Actually, 26 'circulations' for a book is quite low. Usually, a hardback will go out 80-100 times before it begins to fall apart, unless it was poorly made or has has been treated poorly. Paperbacks are lower, of course.

regardless-- without meaasure L passing on the election tomorrow, no one is going to be able to get any books period.

I think this starts only a longer discussion.

Three random questions:
Why should I pay again to get an e-book version of a book that I already own, for example. I can sell my used books, but when is an e-book used and do I have the license to own it only or to re-sell it?
Does this theme expand:
Why should I pay for a download of a movie that I already own on BluRay etc.
I think this needs to be cleared, for all media that can be digitized.

Back to the library: is it possible for them to swap out the paper version to an e-book version?

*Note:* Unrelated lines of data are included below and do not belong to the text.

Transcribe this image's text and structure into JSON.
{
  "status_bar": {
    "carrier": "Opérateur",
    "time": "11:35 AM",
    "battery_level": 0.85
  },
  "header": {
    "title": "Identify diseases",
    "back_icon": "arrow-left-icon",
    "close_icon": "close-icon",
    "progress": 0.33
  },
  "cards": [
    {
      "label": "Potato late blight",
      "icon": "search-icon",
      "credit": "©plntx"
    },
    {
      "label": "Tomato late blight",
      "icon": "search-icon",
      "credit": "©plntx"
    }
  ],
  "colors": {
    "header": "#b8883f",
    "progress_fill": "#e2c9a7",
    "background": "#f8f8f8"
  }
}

Do 'we' buy the product or the content?

My library does not lease any of it's materials - the cost was far too high for a book we did not own. We buy all of our books - the best sellers and the lesser knowns. We get an incredible number of donations from our generous patrons - not enough to supply the library, of course - but enough to help us with the more popular titles.

If you could read any book electronically for free through a library, why would you ever buy another book? It would be Napster for books, except legal. The publishing business would collapse. It would be even more difficult to make a living as a writer. No business is obligated to facilitate its own demise.

The point is that some of us rely on borrowing books from the library for free. We can't afford to purchase books but love to read!
Why should it be more expensive for libraries to acquire ebooks than print books?
Ebooks are more 'green'; i.e. they don't require the death of trees.
Fighting the progress of technology is silly.
Publishers should allow libraries to purchase ebooks for longer than 26 check-outs!!!
There are too many authors unavailable as ebooks and I deeply resent it!
No one is saying that libraries should be able to acquire ebooks for free (ala napster) but the smart publishers will hopefully ease-up on the restrictions!
Ereading is here to stay......get over it!!!

woof-woof....people already read print books for free from the library - that's the point of borrowing a book from the library...!!!
They don't buy the books, they borrow them for free.
How is it any different if they borrow ebooks from the library?


Recommended on Facebook


In Case You Missed It...


Explore Bestsellers Lists





Tweets and retweets from L.A. Times staff writers.